Stored data entries
##############################
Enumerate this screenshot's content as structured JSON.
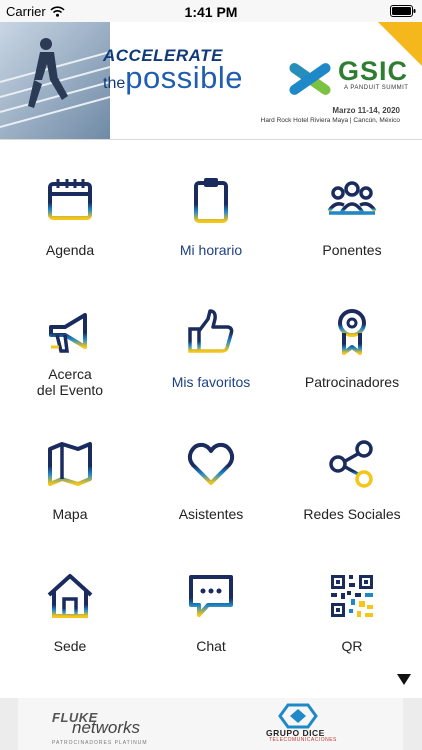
{
  "status_bar": {
    "carrier": "Carrier",
    "time": "1:41 PM"
  },
  "banner": {
    "headline_top": "ACCELERATE",
    "headline_the": "the",
    "headline_bottom": "possible",
    "event_logo": "GSIC",
    "event_sub": "A PANDUIT SUMMIT",
    "dates": "Marzo 11-14, 2020",
    "venue": "Hard Rock Hotel Riviera Maya | Cancún, México"
  },
  "menu": {
    "items": [
      {
        "label": "Agenda",
        "icon": "calendar-icon"
      },
      {
        "label": "Mi horario",
        "icon": "clipboard-icon"
      },
      {
        "label": "Ponentes",
        "icon": "people-icon"
      },
      {
        "label": "Acerca\ndel Evento",
        "icon": "megaphone-icon"
      },
      {
        "label": "Mis favoritos",
        "icon": "thumbs-up-icon"
      },
      {
        "label": "Patrocinadores",
        "icon": "award-ribbon-icon"
      },
      {
        "label": "Mapa",
        "icon": "map-icon"
      },
      {
        "label": "Asistentes",
        "icon": "heart-icon"
      },
      {
        "label": "Redes Sociales",
        "icon": "share-icon"
      },
      {
        "label": "Sede",
        "icon": "house-icon"
      },
      {
        "label": "Chat",
        "icon": "chat-bubble-icon"
      },
      {
        "label": "QR",
        "icon": "qr-code-icon"
      }
    ]
  },
  "sponsors": {
    "fluke_brand": "FLUKE",
    "fluke_networks": "networks",
    "tier": "PATROCINADORES PLATINUM",
    "dice_name": "GRUPO DICE",
    "dice_sub": "TELECOMUNICACIONES"
  },
  "colors": {
    "navy": "#1a2b5e",
    "blue": "#1f5eb0",
    "gold": "#f5c518",
    "green": "#2e7d32",
    "label_active": "#1e3f86"
  }
}
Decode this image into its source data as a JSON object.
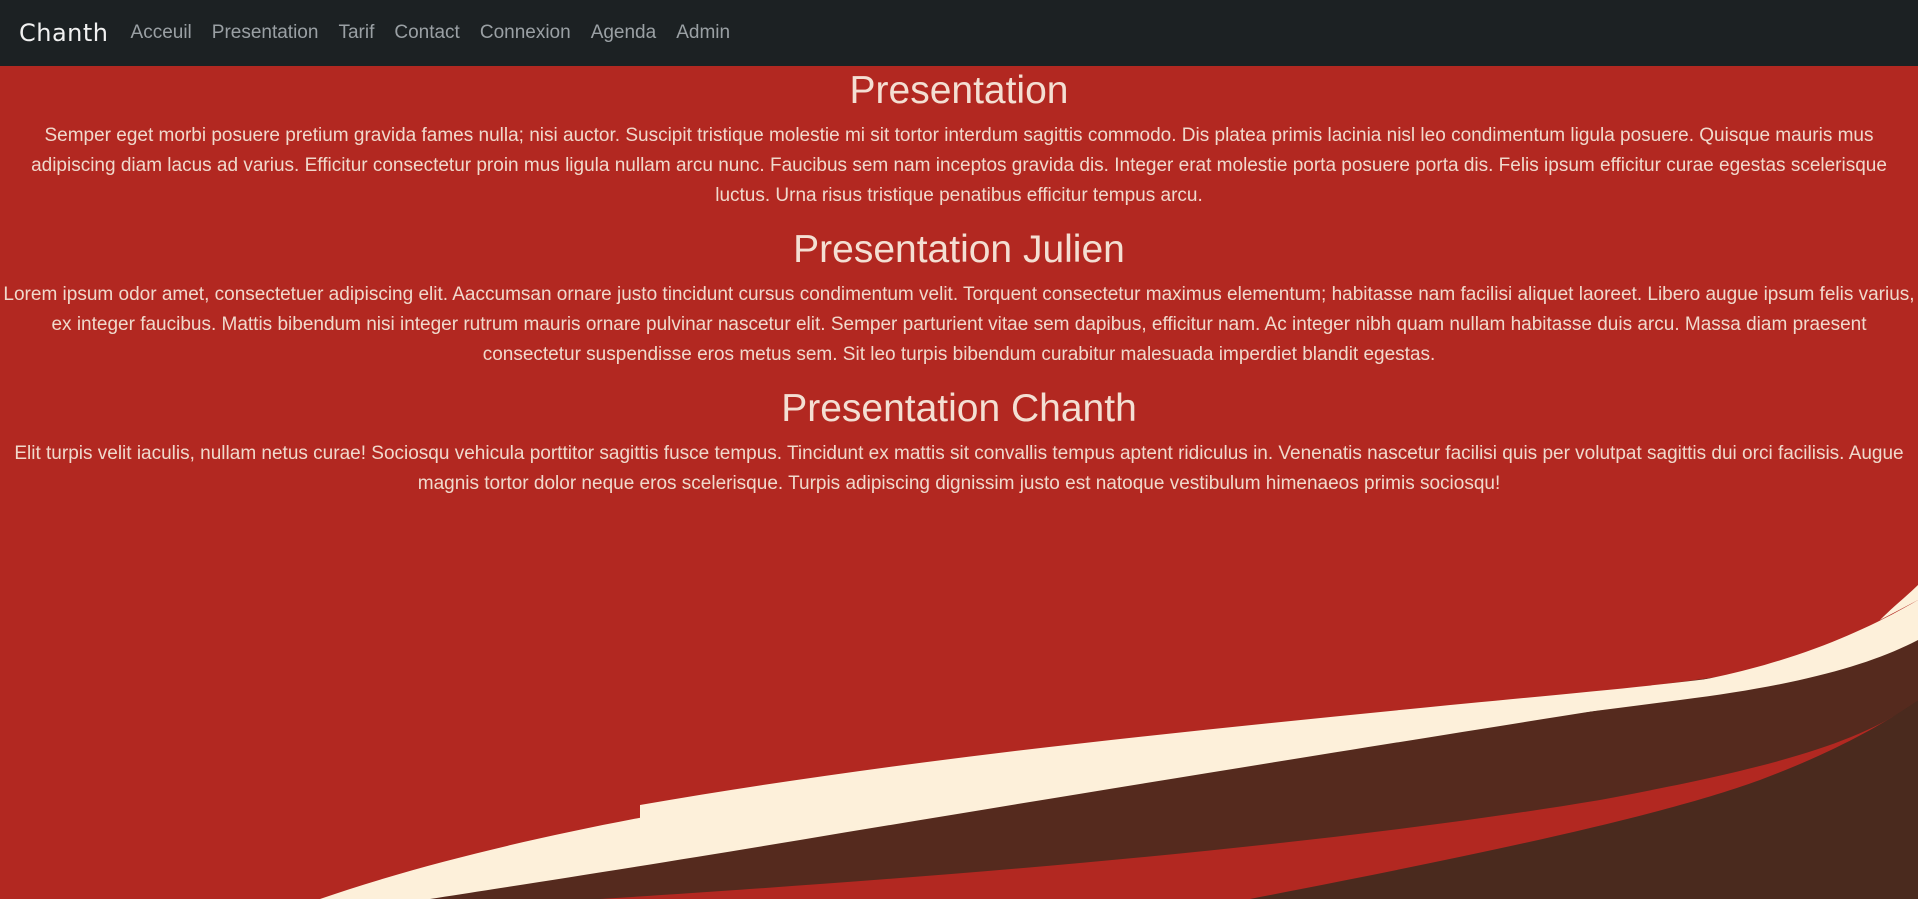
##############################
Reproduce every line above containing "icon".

        "icon": "calendar-icon"
        "icon": "clipboard-icon"
        "icon": "people-icon"
        "icon": "megaphone-icon"
        "icon": "thumbs-up-icon"
        "icon": "award-ribbon-icon"
        "icon": "map-icon"
        "icon": "heart-icon"
        "icon": "share-icon"
        "icon": "house-icon"
        "icon": "chat-bubble-icon"
        "icon": "qr-code-icon"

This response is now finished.